Between 19 and 23 of August 1942, as many as 17,000 people were killed in the ghetto. Five hundred craftsmen working in the labor camp formed a resistance unit. They equipped themselves with weapons, however, it was very scarce (a few automatic and semi-automatic guns, axes, knives). When on 12 December 1942, Germans once again began to exterminate Jews, the camp prisoners started an uprising. They managed to fight off several German attacks, but the uprising was suppressed and the survivors were killed. The German occupation finished on 2 February 1944.
When the town was liberated some Jews returned to Łuck. In 1959, 770 Jews lived in Łuck, which constituted 1.4% of the total population. In 1970 there were 813 Jews (0.9%), and in 1979 – 700 Jews (0.5%). Starting from the1970s, many Jews emigrated to Israel, USA, Germany and other countries. According to the Ukrainian public census of 2001, the number of Jews was so small that their minority was not even admitted in the results. However, since 1991 the Jewish community has been re-established, led first by I. Dolinski, and after 2003 by A. Murabi.
- Luck, [in:] Encyclopedia of Jewish Life Before and During the Holocaust, vol. II, New York 2001, pp. 758–759.
- Lutsk, [in:] Encyclopaedia Judaica, ed. F. Skolnik, M. Berenbaum, vol. 13, Detroit 2007, pp. 273–274.
- Łuck, [in:] Eliektronnaja jewriejskaja encikłopiedija, 20.04.2005 [online] http://www.eleven.co.il/?mode=article&id=12517&query=ЛУЦК [dostęp: 01.02.2021].
- Łuck, [in:] Encyclopedia of Camps and Ghettos, 1933–1945, Bloomington – Indianapolis 2012, pp. 1411–1414.

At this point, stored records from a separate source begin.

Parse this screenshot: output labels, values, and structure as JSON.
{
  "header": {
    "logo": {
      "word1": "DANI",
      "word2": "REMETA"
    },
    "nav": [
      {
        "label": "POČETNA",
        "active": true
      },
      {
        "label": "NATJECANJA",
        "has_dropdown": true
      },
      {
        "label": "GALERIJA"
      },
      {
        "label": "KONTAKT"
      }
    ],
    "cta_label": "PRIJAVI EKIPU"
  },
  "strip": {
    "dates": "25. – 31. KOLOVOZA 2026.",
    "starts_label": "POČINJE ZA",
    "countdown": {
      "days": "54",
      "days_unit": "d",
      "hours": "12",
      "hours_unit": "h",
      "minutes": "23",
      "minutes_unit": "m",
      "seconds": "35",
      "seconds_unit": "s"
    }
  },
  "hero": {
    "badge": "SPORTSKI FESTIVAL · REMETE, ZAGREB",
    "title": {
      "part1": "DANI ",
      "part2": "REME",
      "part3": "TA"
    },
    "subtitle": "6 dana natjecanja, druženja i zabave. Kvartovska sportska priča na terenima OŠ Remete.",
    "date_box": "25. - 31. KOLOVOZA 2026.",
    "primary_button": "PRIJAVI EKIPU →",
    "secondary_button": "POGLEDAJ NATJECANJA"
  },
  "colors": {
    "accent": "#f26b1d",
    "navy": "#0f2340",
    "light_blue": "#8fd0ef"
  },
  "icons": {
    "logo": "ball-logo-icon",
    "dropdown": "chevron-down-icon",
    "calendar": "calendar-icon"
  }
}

- Receptor J., Geven a Shtot Lutsk, Geven un Umgekumen, Paris 1962.
- Sefer Lutsk, ed. N. Sharon, Tel Awiw 1961.